[About this task]
Across all the entries below, count each line that holds "Year" and report the figure only.

[Items from an interface collection]
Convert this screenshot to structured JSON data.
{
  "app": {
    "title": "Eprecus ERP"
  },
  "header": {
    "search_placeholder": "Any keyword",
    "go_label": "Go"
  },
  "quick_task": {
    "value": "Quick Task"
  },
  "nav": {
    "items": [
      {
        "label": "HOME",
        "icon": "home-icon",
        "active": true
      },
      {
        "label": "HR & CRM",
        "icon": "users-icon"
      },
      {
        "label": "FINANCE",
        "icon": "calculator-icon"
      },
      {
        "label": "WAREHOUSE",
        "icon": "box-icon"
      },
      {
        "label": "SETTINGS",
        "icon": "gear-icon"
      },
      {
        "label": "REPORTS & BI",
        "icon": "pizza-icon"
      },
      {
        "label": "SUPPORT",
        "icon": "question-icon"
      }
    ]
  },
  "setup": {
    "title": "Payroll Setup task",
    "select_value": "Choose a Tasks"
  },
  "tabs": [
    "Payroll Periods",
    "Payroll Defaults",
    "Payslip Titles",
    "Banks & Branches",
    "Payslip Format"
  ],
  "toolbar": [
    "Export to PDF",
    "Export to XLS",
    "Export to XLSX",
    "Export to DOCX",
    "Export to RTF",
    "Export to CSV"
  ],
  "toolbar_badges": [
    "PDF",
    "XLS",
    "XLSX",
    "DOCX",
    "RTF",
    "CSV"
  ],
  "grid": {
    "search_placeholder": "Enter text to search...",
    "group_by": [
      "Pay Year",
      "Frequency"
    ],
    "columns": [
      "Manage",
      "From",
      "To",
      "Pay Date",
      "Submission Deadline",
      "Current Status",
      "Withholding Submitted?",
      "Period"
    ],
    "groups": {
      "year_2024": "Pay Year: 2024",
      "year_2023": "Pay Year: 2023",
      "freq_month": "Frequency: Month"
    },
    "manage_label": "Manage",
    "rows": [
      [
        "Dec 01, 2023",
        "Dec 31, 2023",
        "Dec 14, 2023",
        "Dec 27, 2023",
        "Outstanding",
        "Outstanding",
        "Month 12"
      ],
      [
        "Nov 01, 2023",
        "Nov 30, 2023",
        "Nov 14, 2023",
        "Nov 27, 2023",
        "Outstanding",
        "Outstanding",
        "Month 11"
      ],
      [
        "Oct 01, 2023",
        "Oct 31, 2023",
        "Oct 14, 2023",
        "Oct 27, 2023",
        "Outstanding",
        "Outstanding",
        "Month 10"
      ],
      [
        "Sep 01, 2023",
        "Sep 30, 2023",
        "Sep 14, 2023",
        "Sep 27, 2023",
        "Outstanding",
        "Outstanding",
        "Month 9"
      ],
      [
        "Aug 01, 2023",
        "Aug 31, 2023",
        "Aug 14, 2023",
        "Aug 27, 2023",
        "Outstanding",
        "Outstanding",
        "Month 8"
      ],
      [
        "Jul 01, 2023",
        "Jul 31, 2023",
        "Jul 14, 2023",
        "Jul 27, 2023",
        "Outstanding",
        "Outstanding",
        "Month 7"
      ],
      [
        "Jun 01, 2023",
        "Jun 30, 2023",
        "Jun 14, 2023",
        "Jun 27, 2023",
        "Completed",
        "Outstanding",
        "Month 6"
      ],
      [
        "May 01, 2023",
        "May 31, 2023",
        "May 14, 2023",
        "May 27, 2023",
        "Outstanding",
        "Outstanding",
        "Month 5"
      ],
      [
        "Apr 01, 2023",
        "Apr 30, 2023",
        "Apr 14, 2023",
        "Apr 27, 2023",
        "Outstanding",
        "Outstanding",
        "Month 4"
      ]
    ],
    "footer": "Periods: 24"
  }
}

[Written answer]
3